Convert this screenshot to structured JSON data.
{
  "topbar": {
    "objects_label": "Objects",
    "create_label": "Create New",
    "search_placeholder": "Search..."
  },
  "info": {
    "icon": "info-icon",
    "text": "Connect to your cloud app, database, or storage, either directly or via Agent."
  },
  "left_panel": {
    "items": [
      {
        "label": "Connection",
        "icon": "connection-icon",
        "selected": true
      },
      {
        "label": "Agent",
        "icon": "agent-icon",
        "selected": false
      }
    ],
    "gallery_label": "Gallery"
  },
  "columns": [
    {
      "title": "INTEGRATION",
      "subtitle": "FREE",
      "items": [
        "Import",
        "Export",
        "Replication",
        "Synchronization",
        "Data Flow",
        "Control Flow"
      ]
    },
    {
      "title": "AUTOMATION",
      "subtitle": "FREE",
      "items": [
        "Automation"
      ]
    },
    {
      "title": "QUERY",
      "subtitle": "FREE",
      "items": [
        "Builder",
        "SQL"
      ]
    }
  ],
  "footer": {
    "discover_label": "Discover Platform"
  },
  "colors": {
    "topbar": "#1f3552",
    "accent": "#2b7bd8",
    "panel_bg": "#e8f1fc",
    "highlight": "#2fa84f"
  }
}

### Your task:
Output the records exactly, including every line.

### Task result:
Convert this screenshot to structured JSON data.
{
  "topbar": {
    "objects_label": "Objects",
    "create_label": "Create New",
    "search_placeholder": "Search..."
  },
  "info": {
    "icon": "info-icon",
    "text": "Connect to your cloud app, database, or storage, either directly or via Agent."
  },
  "left_panel": {
    "items": [
      {
        "label": "Connection",
        "icon": "connection-icon",
        "selected": true
      },
      {
        "label": "Agent",
        "icon": "agent-icon",
        "selected": false
      }
    ],
    "gallery_label": "Gallery"
  },
  "columns": [
    {
      "title": "INTEGRATION",
      "subtitle": "FREE",
      "items": [
        "Import",
        "Export",
        "Replication",
        "Synchronization",
        "Data Flow",
        "Control Flow"
      ]
    },
    {
      "title": "AUTOMATION",
      "subtitle": "FREE",
      "items": [
        "Automation"
      ]
    },
    {
      "title": "QUERY",
      "subtitle": "FREE",
      "items": [
        "Builder",
        "SQL"
      ]
    }
  ],
  "footer": {
    "discover_label": "Discover Platform"
  },
  "colors": {
    "topbar": "#1f3552",
    "accent": "#2b7bd8",
    "panel_bg": "#e8f1fc",
    "highlight": "#2fa84f"
  }
}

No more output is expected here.